July 19-23, 2023 Kynology Symposium One
This event will take place on the MES Campus in Santa Rosa, Ca.
For those interested in working slots, you will receive an application after you register for the event. Dogs will be chosen to help us illustrate the concepts covered each day.
Email email@example.com if you have additional questions before registering.
July 19-23, 2023 Kynology Symposium One: A Deep Dive into Theory and Practice with Michael Ellis, Forrest Micke, and Stewart Hilliard
A five-day conversation about dog training with Michael Ellis, Forrest Micke, and Stewart Hilliard. This event will be an exploration of science, historical development, practical technique, and the enduring technical challenges of shaping dog behavior. Emphasis will be upon enhancing participants’ overall understanding of behavior & training rather than advancing individual dogs (this isn’t a troubleshooting workshop), although there will be plenty of practical dog work each day.

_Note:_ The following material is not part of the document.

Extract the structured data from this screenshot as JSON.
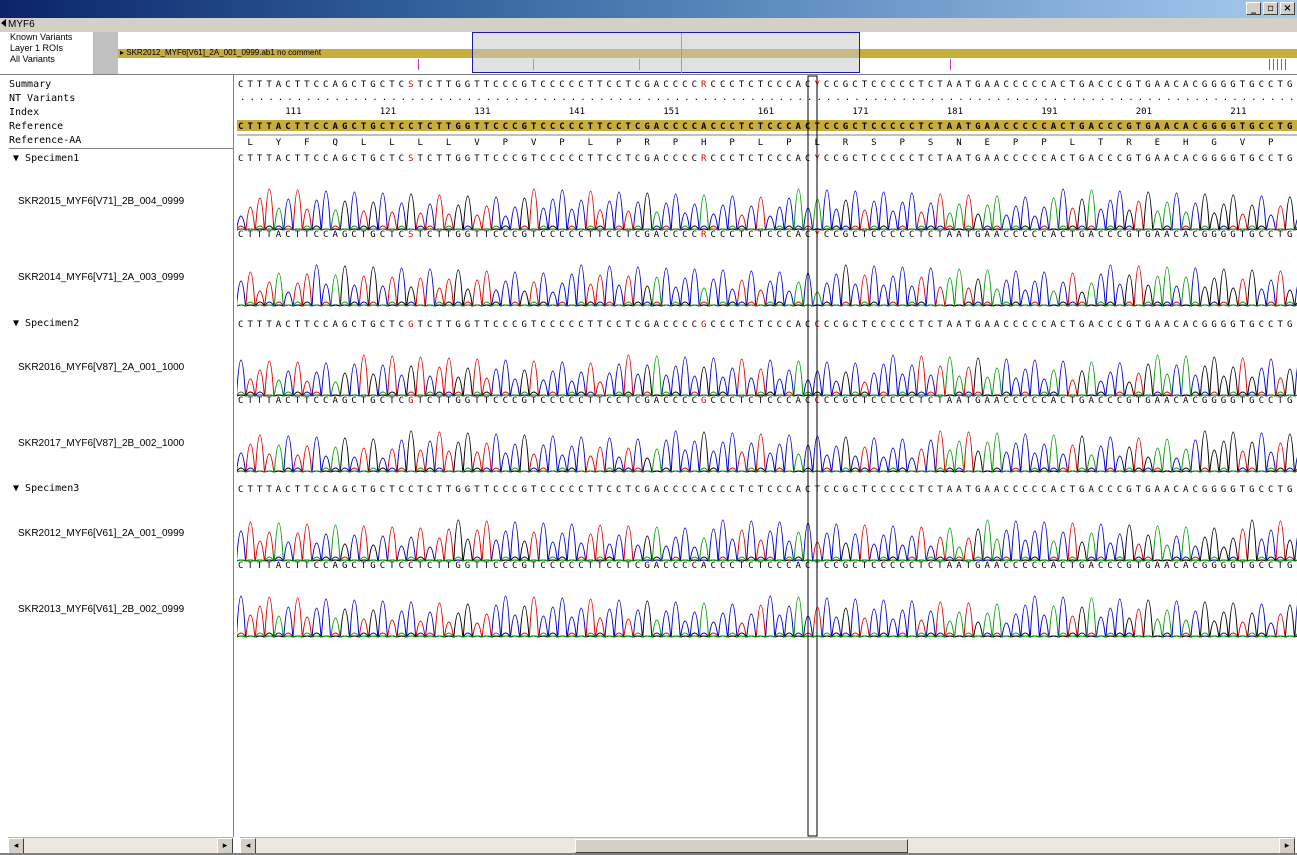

The event will be anchored by presentations about specific topics, but only loosely scheduled so as to permit discussion to “flow” as interests and events guide it. Michael, Forrest, and Stewart will assist participants in connecting the topics to their practical applications in training. Topics proposed below will be engaged as interest and time allow.
Because the objective is a symposium– a dialogue rather than a seminar— participants are encouraged to question and participate fully in a two-way conversation with presenters and each other.
We are looking for 12 to 15 dog/handler teams to help us illustrate the concepts during the practical work. These teams will be chosen through an application process, so please contact us if interested.
Topic 1— Red in Tooth and Claw— Ethology
Lorenz, Tinbergen and instinctive behavior– Moods and “drive,” capping and channeling— Aggression and predation— Konflikt and clarity— Is the kind of energy that the dog brings to work important, or is any energy useful? Is Helmut Raiser’s Model still relevant?
Topic 2— The Lessons of Dog Spit— Pavlovian Conditioning
How dogs inadvertently learning stuff first drove people crazy (just like it does today) but then got them Nobel prizes– The raw material of acquired behavior— Twitches, reflexes, likes and dislikes— Does Pavlovian responding consist merely of conditioned reflexes, automatic links between stimuli and responses, or does it represent complex information processing? Where do we use it deliberately, and when does it just come along for the ride?
Topic 3— BF Skinner’s Anti-Theoretical Theory— Operant Conditioning
Behaviorism — The cumulative recorder and response probability— Do dog trainers need to know more about behavior than principles relating inputs to an animal’s nervous system with outputs in the form of responses?
Topic 4— Ivan’s Revenge— The Misbehavior of Organisms
The determining influence of stimulus-stimulus learning— Autoshaping and sign- vs goal-tracking— Mobilization and defensive responses— Why and how do Pavlovian responses highjack your training sessions again and again?
Topic 5— From the “click” of a rat feeder to Shamu— Signaling
Secondary reinforcers in the earliest Skinner box procedures— Response marking vs secondary reinforcement in long-delay learning—Teaching elaborate and artificial behaviors to large, toothy animals— Do secondary reinforcers carry out other important functions? Does a “marker” serve a purpose when response-consequence intervals are already super short?
Topic 6— But what about the command?— Stimulus Control
Complex and contextual control of responding— Strong vs weak stimulus control— Preparing for performance in contexts that will by definition be “untrained”— Higher-order conditioning and response chains— Object learning and configurations— Is an extinguished response gone? Why is that efficient lure technique such a great thing until it’s not anymore, and what are your other %$#@ing options?
Topic 7— When is the definition circular?— Thinking about Reinforcement
Drives, vacuum activity, and need reduction— Premack— The enduring mystery of avoidance learning— When the reinforcement kills the behavior you’re rewarding—Reinforcement and the older dog— Why do we feel like we have to explicitly reinforce every single desirable thing the dog does when it learns all kinds of shit we didn’t mean it to learn in the absence of explicit reinforcement we can easily identify? (subtext— “Michael, the bitch obviously likes to work— Just let her work….”)
Topic 8— Bill Koehler’s Revenge— Aversive Control
The evolution of dog training from intrinsically and unashamedly coercive to.…er…..the big argument we have right now — The issues of “free will” and internal locus of control— That whole “learned helplessness” theory….how did that come out in the end?— Is the purely positive crowd right, is it the case that to control dog behavior all you need is love, a lot of cookies, and technique?— If not, where do we draw the ethical and practical boundaries to aversive control?
Topic 9— The Two Sharp Edges of Routine— Frustration and Anticipation
When is behavioral plasticity our road to new behavior and when is it that the problem we can’t get rid of? Rituals and start-of-session cues— Handler bites we didn’t see coming and end-of-session cues— Behavioral loops and “jams” (Sub-text– Where Michael and Forrest get jiggy with it and Stewart gets out of the way)